One of Toronto’s more inconspicuous attractions is the Summerhill Liquor Store located on Yonge Street and Scrivener Square. Over the last decade, the building and surrounding plot has been transformed to house the largest collection of alcohol in Canada (35,000 sq. ft), as well as preserving the history of the railway station that once occupied the location.
The former North Toronto or Summerhill CPR Station was part of the Canadian Pacific Railway and was built in 1916 to transport people to communities across the city and the suburbs. Due to the opening of Union station in 1926, combined with the hard times of the great depression, the building was closed in 1930. In 1939 it opened briefly to accommodate King George VI and his consort, Queen Elizabeth.
The building consists of a 43-metre (140-foot) clock tower and a three-storey main terminal. I recently found out that the tower was an homage to the Campanile di San Marco in Saint Mark’s Square in Venice. The interior consists of beige Tyndall limestone from Manitoba, beige, brown and green marble throughout the interior as well as light brown terrazzo for the flooring. The 2002 restoration kept much of the original passageways and even the original signs leading to the different platforms.
The clock tower was cleaned up as well and the clock itself restored with greater precision than ever thanks to the help of a computerized system that was implemented.
The liquor store is open daily and runs courses in food and drink as well as having one of the best collections of wines you will find. If you are visiting the city, it is a must-see.

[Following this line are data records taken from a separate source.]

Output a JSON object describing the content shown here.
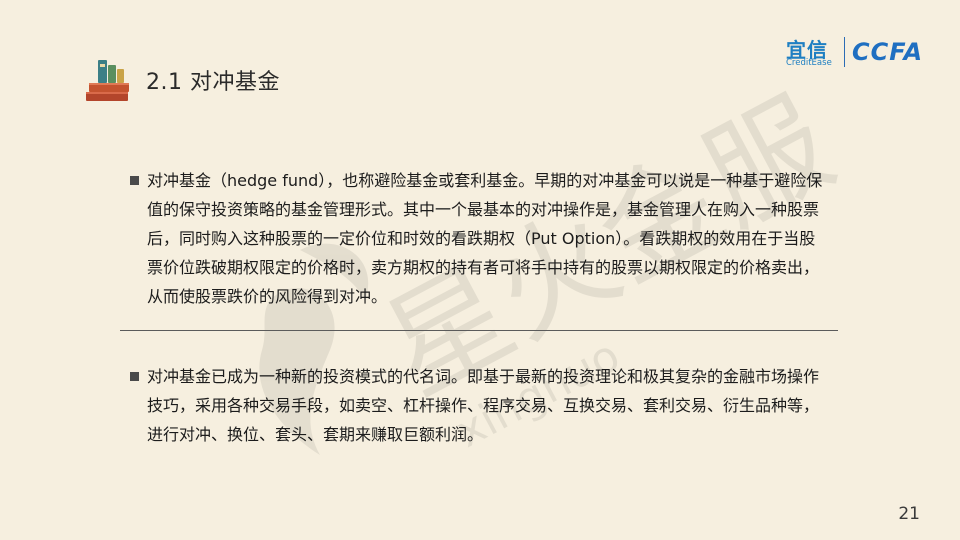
{
  "title": "2.1 对冲基金",
  "logo": {
    "brand_cn": "宜信",
    "brand_en": "CreditEase",
    "partner": "CCFA"
  },
  "paragraphs": [
    "对冲基金（hedge fund），也称避险基金或套利基金。早期的对冲基金可以说是一种基于避险保值的保守投资策略的基金管理形式。其中一个最基本的对冲操作是，基金管理人在购入一种股票后，同时购入这种股票的一定价位和时效的看跌期权（Put Option）。看跌期权的效用在于当股票价位跌破期权限定的价格时，卖方期权的持有者可将手中持有的股票以期权限定的价格卖出，从而使股票跌价的风险得到对冲。",
    "对冲基金已成为一种新的投资模式的代名词。即基于最新的投资理论和极其复杂的金融市场操作技巧，采用各种交易手段，如卖空、杠杆操作、程序交易、互换交易、套利交易、衍生品种等，进行对冲、换位、套头、套期来赚取巨额利润。"
  ],
  "watermark": {
    "text_cn": "星火金服",
    "text_en": "xinghuo"
  },
  "page_number": "21",
  "colors": {
    "background": "#f6efdf",
    "brand_blue": "#1e7fc2",
    "bullet": "#4a4a4a",
    "books_red": "#b3452b",
    "books_teal": "#3c7f86"
  }
}
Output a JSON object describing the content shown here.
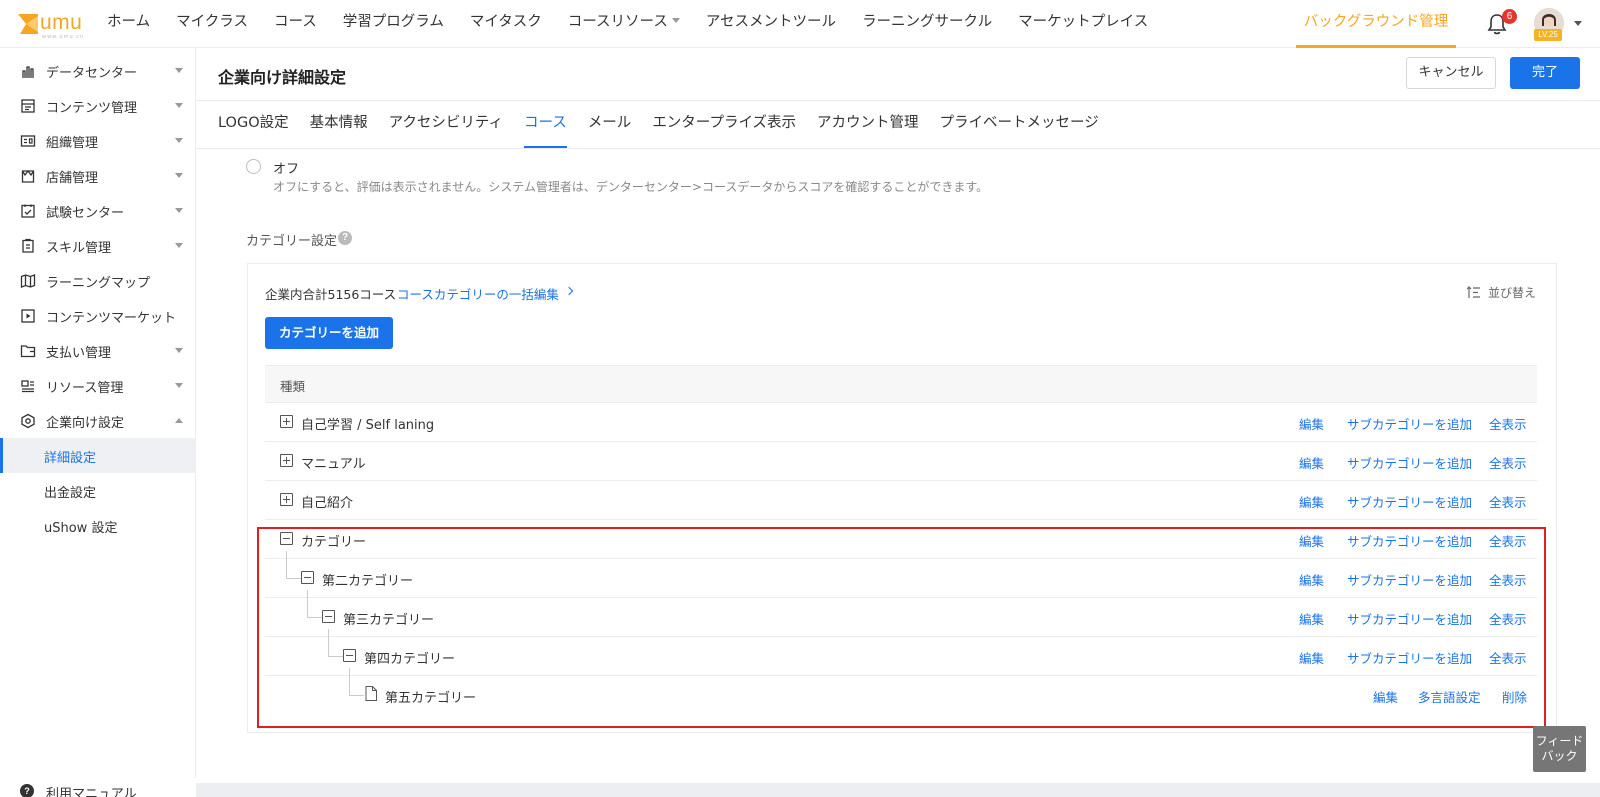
{
  "logo": {
    "text": "umu",
    "sub": "www.umu.cn"
  },
  "topnav": {
    "items": [
      "ホーム",
      "マイクラス",
      "コース",
      "学習プログラム",
      "マイタスク",
      "コースリソース",
      "アセスメントツール",
      "ラーニングサークル",
      "マーケットプレイス"
    ],
    "active": "バックグラウンド管理",
    "notification_count": "6",
    "level": "LV.25"
  },
  "sidebar": {
    "items": [
      {
        "label": "データセンター",
        "icon": "bar-chart-icon"
      },
      {
        "label": "コンテンツ管理",
        "icon": "content-icon"
      },
      {
        "label": "組織管理",
        "icon": "id-card-icon"
      },
      {
        "label": "店舗管理",
        "icon": "store-icon"
      },
      {
        "label": "試験センター",
        "icon": "exam-icon"
      },
      {
        "label": "スキル管理",
        "icon": "skill-icon"
      },
      {
        "label": "ラーニングマップ",
        "icon": "map-icon"
      },
      {
        "label": "コンテンツマーケット",
        "icon": "play-icon"
      },
      {
        "label": "支払い管理",
        "icon": "folder-icon"
      },
      {
        "label": "リソース管理",
        "icon": "resource-icon"
      },
      {
        "label": "企業向け設定",
        "icon": "settings-icon"
      }
    ],
    "subitems": [
      "詳細設定",
      "出金設定",
      "uShow 設定"
    ],
    "manual": "利用マニュアル"
  },
  "page": {
    "title": "企業向け詳細設定",
    "cancel": "キャンセル",
    "done": "完了"
  },
  "tabs": [
    "LOGO設定",
    "基本情報",
    "アクセシビリティ",
    "コース",
    "メール",
    "エンタープライズ表示",
    "アカウント管理",
    "プライベートメッセージ"
  ],
  "active_tab": "コース",
  "rating": {
    "off_label": "オフ",
    "off_desc": "オフにすると、評価は表示されません。システム管理者は、デンターセンター>コースデータからスコアを確認することができます。"
  },
  "category": {
    "label": "カテゴリー設定",
    "help": "?",
    "total": "企業内合計5156コース",
    "bulk_edit": "コースカテゴリーの一括編集",
    "sort": "並び替え",
    "add_button": "カテゴリーを追加",
    "column": "種類",
    "rows": [
      {
        "name": "自己学習 / Self laning",
        "actions": [
          "編集",
          "サブカテゴリーを追加",
          "全表示"
        ]
      },
      {
        "name": "マニュアル",
        "actions": [
          "編集",
          "サブカテゴリーを追加",
          "全表示"
        ]
      },
      {
        "name": "自己紹介",
        "actions": [
          "編集",
          "サブカテゴリーを追加",
          "全表示"
        ]
      },
      {
        "name": "カテゴリー",
        "actions": [
          "編集",
          "サブカテゴリーを追加",
          "全表示"
        ]
      },
      {
        "name": "第二カテゴリー",
        "actions": [
          "編集",
          "サブカテゴリーを追加",
          "全表示"
        ]
      },
      {
        "name": "第三カテゴリー",
        "actions": [
          "編集",
          "サブカテゴリーを追加",
          "全表示"
        ]
      },
      {
        "name": "第四カテゴリー",
        "actions": [
          "編集",
          "サブカテゴリーを追加",
          "全表示"
        ]
      },
      {
        "name": "第五カテゴリー",
        "actions": [
          "編集",
          "多言語設定",
          "削除"
        ]
      }
    ]
  },
  "feedback": "フィードバック",
  "colors": {
    "accent": "#1a73e8",
    "brand": "#f5a623",
    "highlight": "#e02020"
  }
}
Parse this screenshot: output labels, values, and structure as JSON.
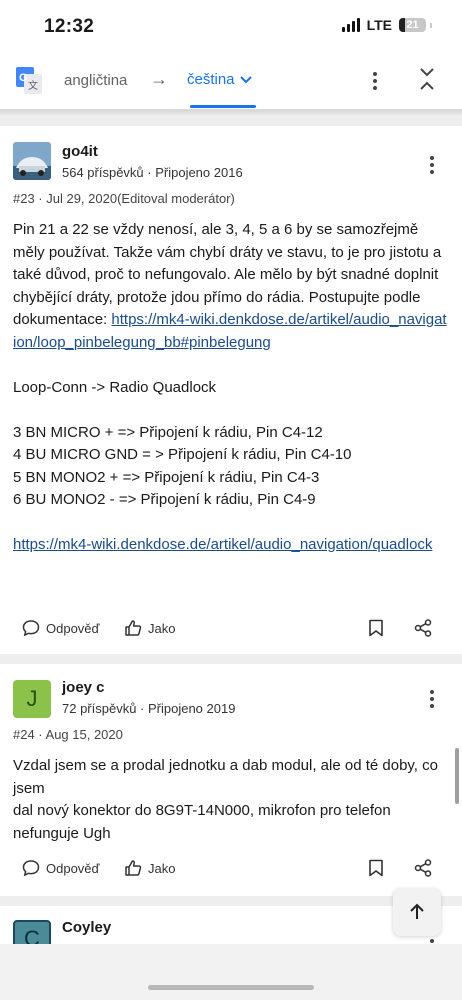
{
  "status_bar": {
    "time": "12:32",
    "network": "LTE",
    "battery": "21",
    "battery_level": 0.21
  },
  "translate_bar": {
    "icon": "google-translate-icon",
    "source_language": "angličtina",
    "arrow": "→",
    "target_language": "čeština",
    "menu_icon": "more-vert-icon",
    "collapse_icon": "collapse-icon"
  },
  "posts": [
    {
      "username": "go4it",
      "stats": "564 příspěvků · Připojeno 2016",
      "meta": "#23 · Jul 29, 2020(Editoval moderátor)",
      "body_intro": "Pin 21 a 22 se vždy nenosí, ale 3, 4, 5 a 6 by se samozřejmě měly používat. Takže vám chybí dráty ve stavu, to je pro jistotu a také důvod, proč to nefungovalo. Ale mělo by být snadné doplnit chybějící dráty, protože jdou přímo do rádia. Postupujte podle dokumentace: ",
      "link1": "https://mk4-wiki.denkdose.de/artikel/audio_navigation/loop_pinbelegung_bb#pinbelegung",
      "line_loop": "Loop-Conn -> Radio Quadlock",
      "pins": [
        "3 BN MICRO + => Připojení k rádiu, Pin C4-12",
        "4 BU MICRO GND = > Připojení k rádiu, Pin C4-10",
        "5 BN MONO2 + => Připojení k rádiu, Pin C4-3",
        "6 BU MONO2 - => Připojení k rádiu, Pin C4-9"
      ],
      "link2": "https://mk4-wiki.denkdose.de/artikel/audio_navigation/quadlock",
      "reply_label": "Odpověď",
      "like_label": "Jako"
    },
    {
      "username": "joey c",
      "avatar_letter": "J",
      "stats": "72 příspěvků · Připojeno 2019",
      "meta": "#24 · Aug 15, 2020",
      "body_line1": "Vzdal jsem se a prodal jednotku a dab modul, ale od té doby, co jsem",
      "body_line2": "dal nový konektor do 8G9T-14N000, mikrofon pro telefon nefunguje Ugh",
      "reply_label": "Odpověď",
      "like_label": "Jako"
    },
    {
      "username": "Coyley",
      "avatar_letter": "C"
    }
  ],
  "colors": {
    "accent": "#1a73e8",
    "link": "#1a4c8b",
    "avatar_joey": "#8bc34a",
    "avatar_coyley": "#4a8a99"
  }
}
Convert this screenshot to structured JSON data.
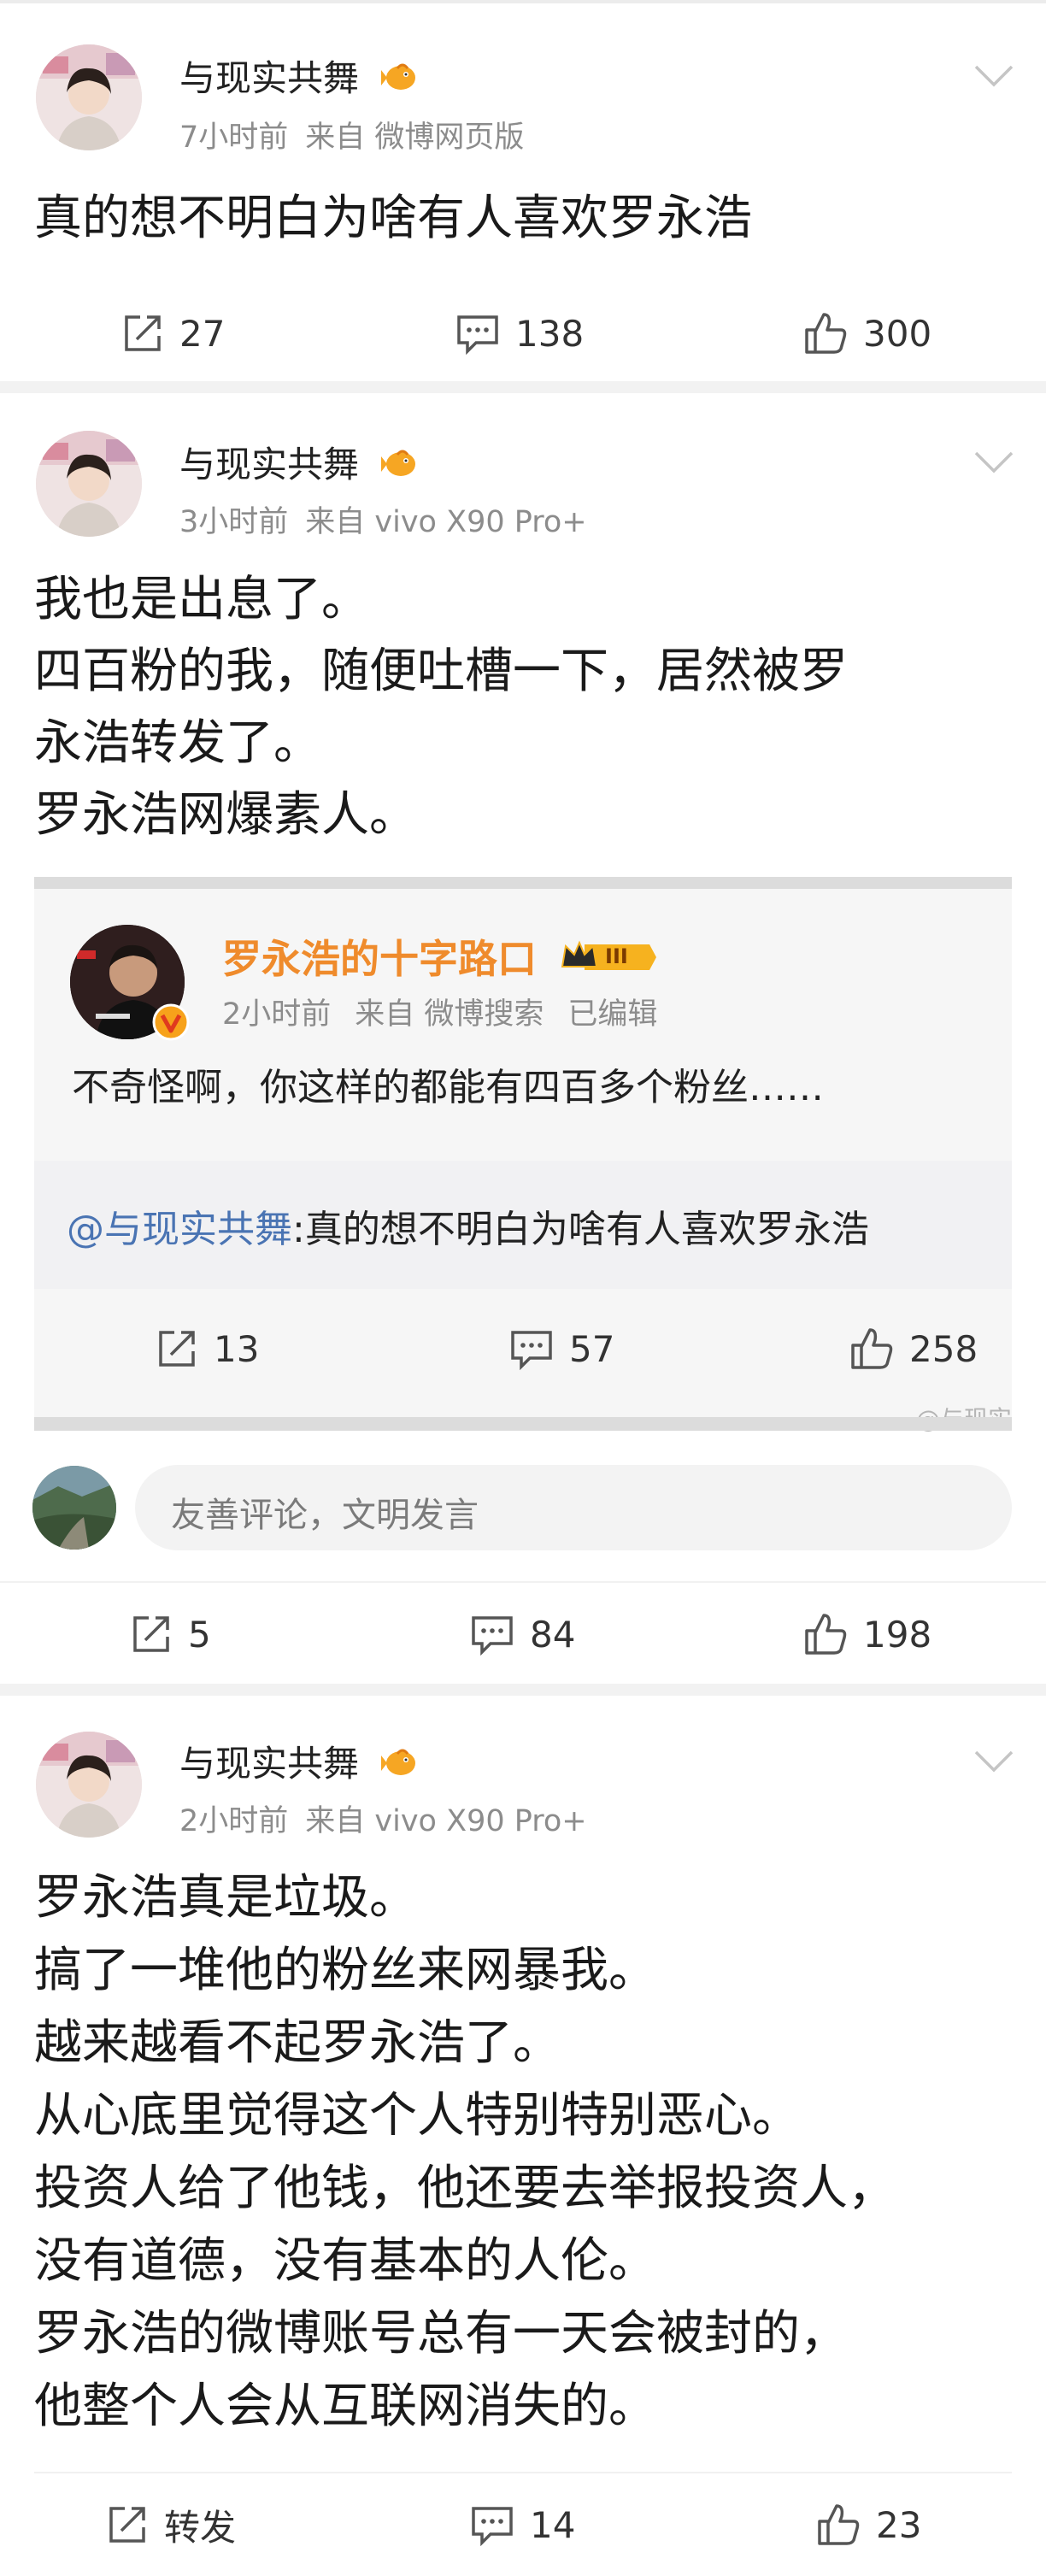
{
  "post1": {
    "username": "与现实共舞",
    "time": "7小时前",
    "source": "来自 微博网页版",
    "text": "真的想不明白为啥有人喜欢罗永浩",
    "repost_count": "27",
    "comment_count": "138",
    "like_count": "300"
  },
  "post2": {
    "username": "与现实共舞",
    "time": "3小时前",
    "source": "来自 vivo X90 Pro+",
    "text": "我也是出息了。\n四百粉的我，随便吐槽一下，居然被罗\n永浩转发了。\n罗永浩网爆素人。",
    "repost": {
      "username": "罗永浩的十字路口",
      "level_badge": "III",
      "time": "2小时前",
      "source": "来自 微博搜索",
      "edited": "已编辑",
      "text": "不奇怪啊，你这样的都能有四百多个粉丝……",
      "original_mention": "@与现实共舞",
      "original_text": ":真的想不明白为啥有人喜欢罗永浩",
      "repost_count": "13",
      "comment_count": "57",
      "like_count": "258",
      "watermark": "@与现实"
    },
    "comment_placeholder": "友善评论，文明发言",
    "repost_count": "5",
    "comment_count": "84",
    "like_count": "198"
  },
  "post3": {
    "username": "与现实共舞",
    "time": "2小时前",
    "source": "来自 vivo X90 Pro+",
    "text": "罗永浩真是垃圾。\n搞了一堆他的粉丝来网暴我。\n越来越看不起罗永浩了。\n从心底里觉得这个人特别特别恶心。\n投资人给了他钱，他还要去举报投资人，\n没有道德，没有基本的人伦。\n罗永浩的微博账号总有一天会被封的，\n他整个人会从互联网消失的。",
    "repost_label": "转发",
    "comment_count": "14",
    "like_count": "23"
  },
  "colors": {
    "orange_name": "#ef8b2c",
    "mention_blue": "#4a74b3",
    "meta_gray": "#8c8c8c"
  }
}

Enjoy the pics!
Visit the LCBO website for more info on times and programming.